This week, we continue to hear about the atrocities in Israel, Gaza, and Palestine. Let us not forget the Russian invasion of Ukraine continues, not to mention the conflicts that we don’t hear about. This week, I sent out the notice that IUC’s beloved Becky Guerrero passed (please see funeral details below). Yet, beauty and love do prevail. In the midst of human atrocity and loss, people reach out across differences to help and to remember. We re-member, re-connect toward the greater good.

This Sunday, we will look at Matthew 22:15-22, “Paying Taxes to Caesar”. Since I just filed taxes for 2022, it seems particularly close in the realm of worldly things.
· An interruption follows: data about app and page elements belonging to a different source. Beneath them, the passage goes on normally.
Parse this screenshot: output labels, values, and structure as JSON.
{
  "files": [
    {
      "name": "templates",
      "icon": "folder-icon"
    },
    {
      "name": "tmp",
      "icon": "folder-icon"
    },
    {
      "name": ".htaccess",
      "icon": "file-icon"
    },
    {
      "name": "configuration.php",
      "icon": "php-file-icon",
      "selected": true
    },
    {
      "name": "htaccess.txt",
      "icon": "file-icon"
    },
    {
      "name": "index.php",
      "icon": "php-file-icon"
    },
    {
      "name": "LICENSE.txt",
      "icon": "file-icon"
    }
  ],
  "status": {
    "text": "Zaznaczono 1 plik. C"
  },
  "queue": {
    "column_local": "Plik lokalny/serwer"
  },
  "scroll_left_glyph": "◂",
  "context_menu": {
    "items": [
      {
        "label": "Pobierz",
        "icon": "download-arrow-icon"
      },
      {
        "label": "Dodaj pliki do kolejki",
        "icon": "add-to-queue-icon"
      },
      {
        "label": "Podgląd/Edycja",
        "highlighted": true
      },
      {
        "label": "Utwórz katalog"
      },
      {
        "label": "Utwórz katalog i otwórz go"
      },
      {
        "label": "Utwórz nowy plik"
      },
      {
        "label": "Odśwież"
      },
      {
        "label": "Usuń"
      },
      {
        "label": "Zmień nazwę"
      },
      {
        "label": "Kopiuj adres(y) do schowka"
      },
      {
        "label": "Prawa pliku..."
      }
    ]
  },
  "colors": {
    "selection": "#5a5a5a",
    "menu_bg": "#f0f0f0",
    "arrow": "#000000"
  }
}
The good, the bad, the beautiful, and the ugly. 

I look forward to seeing you on Balclutha or Zoom at 10 am Sunday.

Rev. Michael Cronin

P.S. Don’t forget that there is a Congregational meeting on Sunday!



Since we gathered on Sunday after the announcement of the Hamas’ strike on Israel, there has been an Israeli retaliation in the Gaza Strip. As I write this, there is a body count of 2,300 children of God whose lives have been taken by children of God in the name of God. And God weeps.

In this seemingly intractable situation, it can be hard to find words, and we can be left paralytic with inaction. We sit in shock. In this week’s scripture from the Gospel of Matthew 22:1-14, there is a short sentence: “They were silent.” Rather than be silent, we are called to “clothe ourselves with love” (Col. 3:14) and to take action as each of us is able. To bring peace.

In these days, it is important to surround ourselves with the love community, to realize that community is broader than our walls and geographic location. I invite you to reach out to a friend and invite them to 1130 Balclutha or Zoom this Sunday at 10 am. Rather than being silent, we will pray, sing, and love toward peace.

Rev. Michael Cronin


People of God,

It is that time of year! I just got off the phone with my aunt. She told me that at 6:30 Monday morning their Godello (white) grapes were harvested. They hope that, with this heat over the next couple of days, the sugar levels in the Cabernet and Merlot (reds) will come up so they can harvest by the end of the week before the next onslaught of cold weather and rain. Over the years, I have witnessed the detail of care it takes throughout the year toward a bountiful yield. 

The vineyard, the vine, and the branches are major metaphors for our relationship with God and God’s care for us. It seems appropriate that this week we are brought the parable of the landowner and the wicked tenants. With all the political theatre and other human folly over these past weeks, the admonition that the parable brings seems duly appropriate.

I look forward to sharing some thoughts on Matthew 21:33-46 this Sunday at 10 am on Balclutha or on Zoom. Tell a friend.

Share the bounty,
Rev. Michael Cronin

P.S. October 4 is the Feast of St. Francis of Assisi. In honor of our furry friends and family, and all creatures great and small, I offer this blessing: 

Blessed are you, Sovereign God, maker of all living creatures.
You called forth fish in the sea, birds in the air, and animals on the land.
You inspired St. Francis to call all of them his siblings.
We ask you to bless our pets.
Cover them with of the power of your love
May we always praise you for all your beauty in creation.
Blessed are you, Sovereign God, in all your creatures! Amen.